(Excerpted records Opens)
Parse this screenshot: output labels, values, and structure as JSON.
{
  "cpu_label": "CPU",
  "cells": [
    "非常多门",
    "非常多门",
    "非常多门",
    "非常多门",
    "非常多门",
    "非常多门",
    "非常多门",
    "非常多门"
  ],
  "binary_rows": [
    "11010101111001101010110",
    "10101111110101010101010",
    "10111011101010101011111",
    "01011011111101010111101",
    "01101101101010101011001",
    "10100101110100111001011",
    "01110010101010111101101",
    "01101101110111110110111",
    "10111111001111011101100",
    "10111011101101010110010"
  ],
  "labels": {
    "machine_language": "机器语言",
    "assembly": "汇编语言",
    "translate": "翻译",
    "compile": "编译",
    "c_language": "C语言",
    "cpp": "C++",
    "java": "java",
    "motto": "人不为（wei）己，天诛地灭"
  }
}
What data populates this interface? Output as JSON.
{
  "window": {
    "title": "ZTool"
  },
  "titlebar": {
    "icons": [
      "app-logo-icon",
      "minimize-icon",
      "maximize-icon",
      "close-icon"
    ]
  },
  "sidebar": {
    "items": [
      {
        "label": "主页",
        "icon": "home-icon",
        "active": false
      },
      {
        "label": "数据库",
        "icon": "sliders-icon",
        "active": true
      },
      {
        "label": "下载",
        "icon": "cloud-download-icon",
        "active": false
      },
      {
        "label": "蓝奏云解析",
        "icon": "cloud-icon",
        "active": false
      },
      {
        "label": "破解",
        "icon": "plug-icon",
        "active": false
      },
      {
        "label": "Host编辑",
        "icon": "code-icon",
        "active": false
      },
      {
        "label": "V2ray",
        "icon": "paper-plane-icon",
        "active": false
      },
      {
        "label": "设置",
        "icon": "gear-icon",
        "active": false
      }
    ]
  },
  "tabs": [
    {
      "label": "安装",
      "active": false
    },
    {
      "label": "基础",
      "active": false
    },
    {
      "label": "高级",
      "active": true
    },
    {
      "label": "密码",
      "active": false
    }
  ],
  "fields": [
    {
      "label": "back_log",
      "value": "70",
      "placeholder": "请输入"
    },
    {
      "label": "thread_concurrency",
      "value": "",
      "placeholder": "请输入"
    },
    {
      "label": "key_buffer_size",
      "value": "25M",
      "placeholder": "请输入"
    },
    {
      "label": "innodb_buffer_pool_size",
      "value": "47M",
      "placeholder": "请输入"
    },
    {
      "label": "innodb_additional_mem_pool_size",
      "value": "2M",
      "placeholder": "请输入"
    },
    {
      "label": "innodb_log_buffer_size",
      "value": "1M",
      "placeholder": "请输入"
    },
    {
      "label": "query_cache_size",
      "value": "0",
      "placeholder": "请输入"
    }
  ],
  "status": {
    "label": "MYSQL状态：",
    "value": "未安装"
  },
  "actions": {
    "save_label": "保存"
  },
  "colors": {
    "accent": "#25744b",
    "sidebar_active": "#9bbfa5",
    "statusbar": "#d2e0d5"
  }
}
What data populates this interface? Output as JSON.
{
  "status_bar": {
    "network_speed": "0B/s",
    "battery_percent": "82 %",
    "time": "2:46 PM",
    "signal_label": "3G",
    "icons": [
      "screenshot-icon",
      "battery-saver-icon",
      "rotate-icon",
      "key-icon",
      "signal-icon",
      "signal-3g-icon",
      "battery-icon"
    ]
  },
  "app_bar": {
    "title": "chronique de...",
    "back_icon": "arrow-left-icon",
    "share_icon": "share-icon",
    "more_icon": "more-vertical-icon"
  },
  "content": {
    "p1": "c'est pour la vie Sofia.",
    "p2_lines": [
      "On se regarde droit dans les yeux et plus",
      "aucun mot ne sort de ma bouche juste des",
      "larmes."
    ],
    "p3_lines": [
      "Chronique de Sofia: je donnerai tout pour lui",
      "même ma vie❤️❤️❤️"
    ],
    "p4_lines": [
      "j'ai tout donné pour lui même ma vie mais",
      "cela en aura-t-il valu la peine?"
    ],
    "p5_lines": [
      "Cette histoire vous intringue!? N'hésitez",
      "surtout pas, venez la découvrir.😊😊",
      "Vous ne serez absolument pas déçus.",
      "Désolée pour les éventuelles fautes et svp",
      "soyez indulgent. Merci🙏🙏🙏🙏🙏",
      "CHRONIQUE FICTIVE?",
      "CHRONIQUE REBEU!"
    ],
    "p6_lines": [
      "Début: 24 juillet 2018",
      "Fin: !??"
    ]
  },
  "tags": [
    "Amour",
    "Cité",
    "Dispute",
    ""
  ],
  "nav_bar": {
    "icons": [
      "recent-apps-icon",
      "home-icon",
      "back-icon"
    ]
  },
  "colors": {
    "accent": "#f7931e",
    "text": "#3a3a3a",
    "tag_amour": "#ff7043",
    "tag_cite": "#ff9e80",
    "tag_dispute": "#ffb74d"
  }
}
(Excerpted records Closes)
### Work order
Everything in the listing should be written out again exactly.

### Exercise response
Parse this screenshot: output labels, values, and structure as JSON.
{
  "cpu_label": "CPU",
  "cells": [
    "非常多门",
    "非常多门",
    "非常多门",
    "非常多门",
    "非常多门",
    "非常多门",
    "非常多门",
    "非常多门"
  ],
  "binary_rows": [
    "11010101111001101010110",
    "10101111110101010101010",
    "10111011101010101011111",
    "01011011111101010111101",
    "01101101101010101011001",
    "10100101110100111001011",
    "01110010101010111101101",
    "01101101110111110110111",
    "10111111001111011101100",
    "10111011101101010110010"
  ],
  "labels": {
    "machine_language": "机器语言",
    "assembly": "汇编语言",
    "translate": "翻译",
    "compile": "编译",
    "c_language": "C语言",
    "cpp": "C++",
    "java": "java",
    "motto": "人不为（wei）己，天诛地灭"
  }
}
What data populates this interface? Output as JSON.
{
  "window": {
    "title": "ZTool"
  },
  "titlebar": {
    "icons": [
      "app-logo-icon",
      "minimize-icon",
      "maximize-icon",
      "close-icon"
    ]
  },
  "sidebar": {
    "items": [
      {
        "label": "主页",
        "icon": "home-icon",
        "active": false
      },
      {
        "label": "数据库",
        "icon": "sliders-icon",
        "active": true
      },
      {
        "label": "下载",
        "icon": "cloud-download-icon",
        "active": false
      },
      {
        "label": "蓝奏云解析",
        "icon": "cloud-icon",
        "active": false
      },
      {
        "label": "破解",
        "icon": "plug-icon",
        "active": false
      },
      {
        "label": "Host编辑",
        "icon": "code-icon",
        "active": false
      },
      {
        "label": "V2ray",
        "icon": "paper-plane-icon",
        "active": false
      },
      {
        "label": "设置",
        "icon": "gear-icon",
        "active": false
      }
    ]
  },
  "tabs": [
    {
      "label": "安装",
      "active": false
    },
    {
      "label": "基础",
      "active": false
    },
    {
      "label": "高级",
      "active": true
    },
    {
      "label": "密码",
      "active": false
    }
  ],
  "fields": [
    {
      "label": "back_log",
      "value": "70",
      "placeholder": "请输入"
    },
    {
      "label": "thread_concurrency",
      "value": "",
      "placeholder": "请输入"
    },
    {
      "label": "key_buffer_size",
      "value": "25M",
      "placeholder": "请输入"
    },
    {
      "label": "innodb_buffer_pool_size",
      "value": "47M",
      "placeholder": "请输入"
    },
    {
      "label": "innodb_additional_mem_pool_size",
      "value": "2M",
      "placeholder": "请输入"
    },
    {
      "label": "innodb_log_buffer_size",
      "value": "1M",
      "placeholder": "请输入"
    },
    {
      "label": "query_cache_size",
      "value": "0",
      "placeholder": "请输入"
    }
  ],
  "status": {
    "label": "MYSQL状态：",
    "value": "未安装"
  },
  "actions": {
    "save_label": "保存"
  },
  "colors": {
    "accent": "#25744b",
    "sidebar_active": "#9bbfa5",
    "statusbar": "#d2e0d5"
  }
}
What data populates this interface? Output as JSON.
{
  "status_bar": {
    "network_speed": "0B/s",
    "battery_percent": "82 %",
    "time": "2:46 PM",
    "signal_label": "3G",
    "icons": [
      "screenshot-icon",
      "battery-saver-icon",
      "rotate-icon",
      "key-icon",
      "signal-icon",
      "signal-3g-icon",
      "battery-icon"
    ]
  },
  "app_bar": {
    "title": "chronique de...",
    "back_icon": "arrow-left-icon",
    "share_icon": "share-icon",
    "more_icon": "more-vertical-icon"
  },
  "content": {
    "p1": "c'est pour la vie Sofia.",
    "p2_lines": [
      "On se regarde droit dans les yeux et plus",
      "aucun mot ne sort de ma bouche juste des",
      "larmes."
    ],
    "p3_lines": [
      "Chronique de Sofia: je donnerai tout pour lui",
      "même ma vie❤️❤️❤️"
    ],
    "p4_lines": [
      "j'ai tout donné pour lui même ma vie mais",
      "cela en aura-t-il valu la peine?"
    ],
    "p5_lines": [
      "Cette histoire vous intringue!? N'hésitez",
      "surtout pas, venez la découvrir.😊😊",
      "Vous ne serez absolument pas déçus.",
      "Désolée pour les éventuelles fautes et svp",
      "soyez indulgent. Merci🙏🙏🙏🙏🙏",
      "CHRONIQUE FICTIVE?",
      "CHRONIQUE REBEU!"
    ],
    "p6_lines": [
      "Début: 24 juillet 2018",
      "Fin: !??"
    ]
  },
  "tags": [
    "Amour",
    "Cité",
    "Dispute",
    ""
  ],
  "nav_bar": {
    "icons": [
      "recent-apps-icon",
      "home-icon",
      "back-icon"
    ]
  },
  "colors": {
    "accent": "#f7931e",
    "text": "#3a3a3a",
    "tag_amour": "#ff7043",
    "tag_cite": "#ff9e80",
    "tag_dispute": "#ffb74d"
  }
}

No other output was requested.